▸ **TRY IT**: Can you retype every record below exactly as written?

*** DATA PROVIDED ***

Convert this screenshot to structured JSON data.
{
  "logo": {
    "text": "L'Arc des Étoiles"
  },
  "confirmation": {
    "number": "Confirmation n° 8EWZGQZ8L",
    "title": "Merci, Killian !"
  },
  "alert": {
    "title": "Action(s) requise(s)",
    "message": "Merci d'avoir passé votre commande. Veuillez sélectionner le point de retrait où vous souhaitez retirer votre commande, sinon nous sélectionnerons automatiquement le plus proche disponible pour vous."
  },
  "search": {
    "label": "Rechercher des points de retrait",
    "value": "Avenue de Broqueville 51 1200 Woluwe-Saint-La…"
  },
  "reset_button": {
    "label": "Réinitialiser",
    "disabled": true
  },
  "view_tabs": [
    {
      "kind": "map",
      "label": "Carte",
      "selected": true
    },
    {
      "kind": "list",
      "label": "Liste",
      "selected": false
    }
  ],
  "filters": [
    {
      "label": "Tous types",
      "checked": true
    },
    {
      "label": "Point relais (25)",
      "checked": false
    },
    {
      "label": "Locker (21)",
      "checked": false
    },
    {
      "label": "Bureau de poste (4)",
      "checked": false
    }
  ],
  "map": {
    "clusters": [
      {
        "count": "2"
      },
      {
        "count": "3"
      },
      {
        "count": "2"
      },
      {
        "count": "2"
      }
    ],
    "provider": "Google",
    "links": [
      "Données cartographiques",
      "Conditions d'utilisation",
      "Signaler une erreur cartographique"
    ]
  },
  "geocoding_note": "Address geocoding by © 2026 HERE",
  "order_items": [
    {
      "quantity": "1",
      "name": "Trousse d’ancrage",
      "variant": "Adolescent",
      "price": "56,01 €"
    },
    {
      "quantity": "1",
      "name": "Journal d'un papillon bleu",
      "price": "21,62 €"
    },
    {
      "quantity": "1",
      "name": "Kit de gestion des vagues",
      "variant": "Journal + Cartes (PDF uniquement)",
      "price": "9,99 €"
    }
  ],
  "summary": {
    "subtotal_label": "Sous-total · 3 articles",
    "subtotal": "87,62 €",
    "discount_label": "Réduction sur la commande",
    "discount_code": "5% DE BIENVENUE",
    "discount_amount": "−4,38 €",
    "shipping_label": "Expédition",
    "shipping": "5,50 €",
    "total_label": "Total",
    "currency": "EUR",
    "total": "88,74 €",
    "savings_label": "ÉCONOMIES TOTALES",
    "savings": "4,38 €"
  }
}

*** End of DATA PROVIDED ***

▸ **YOUR RESPONSE**:
Convert this screenshot to structured JSON data.
{
  "logo": {
    "text": "L'Arc des Étoiles"
  },
  "confirmation": {
    "number": "Confirmation n° 8EWZGQZ8L",
    "title": "Merci, Killian !"
  },
  "alert": {
    "title": "Action(s) requise(s)",
    "message": "Merci d'avoir passé votre commande. Veuillez sélectionner le point de retrait où vous souhaitez retirer votre commande, sinon nous sélectionnerons automatiquement le plus proche disponible pour vous."
  },
  "search": {
    "label": "Rechercher des points de retrait",
    "value": "Avenue de Broqueville 51 1200 Woluwe-Saint-La…"
  },
  "reset_button": {
    "label": "Réinitialiser",
    "disabled": true
  },
  "view_tabs": [
    {
      "kind": "map",
      "label": "Carte",
      "selected": true
    },
    {
      "kind": "list",
      "label": "Liste",
      "selected": false
    }
  ],
  "filters": [
    {
      "label": "Tous types",
      "checked": true
    },
    {
      "label": "Point relais (25)",
      "checked": false
    },
    {
      "label": "Locker (21)",
      "checked": false
    },
    {
      "label": "Bureau de poste (4)",
      "checked": false
    }
  ],
  "map": {
    "clusters": [
      {
        "count": "2"
      },
      {
        "count": "3"
      },
      {
        "count": "2"
      },
      {
        "count": "2"
      }
    ],
    "provider": "Google",
    "links": [
      "Données cartographiques",
      "Conditions d'utilisation",
      "Signaler une erreur cartographique"
    ]
  },
  "geocoding_note": "Address geocoding by © 2026 HERE",
  "order_items": [
    {
      "quantity": "1",
      "name": "Trousse d’ancrage",
      "variant": "Adolescent",
      "price": "56,01 €"
    },
    {
      "quantity": "1",
      "name": "Journal d'un papillon bleu",
      "price": "21,62 €"
    },
    {
      "quantity": "1",
      "name": "Kit de gestion des vagues",
      "variant": "Journal + Cartes (PDF uniquement)",
      "price": "9,99 €"
    }
  ],
  "summary": {
    "subtotal_label": "Sous-total · 3 articles",
    "subtotal": "87,62 €",
    "discount_label": "Réduction sur la commande",
    "discount_code": "5% DE BIENVENUE",
    "discount_amount": "−4,38 €",
    "shipping_label": "Expédition",
    "shipping": "5,50 €",
    "total_label": "Total",
    "currency": "EUR",
    "total": "88,74 €",
    "savings_label": "ÉCONOMIES TOTALES",
    "savings": "4,38 €"
  }
}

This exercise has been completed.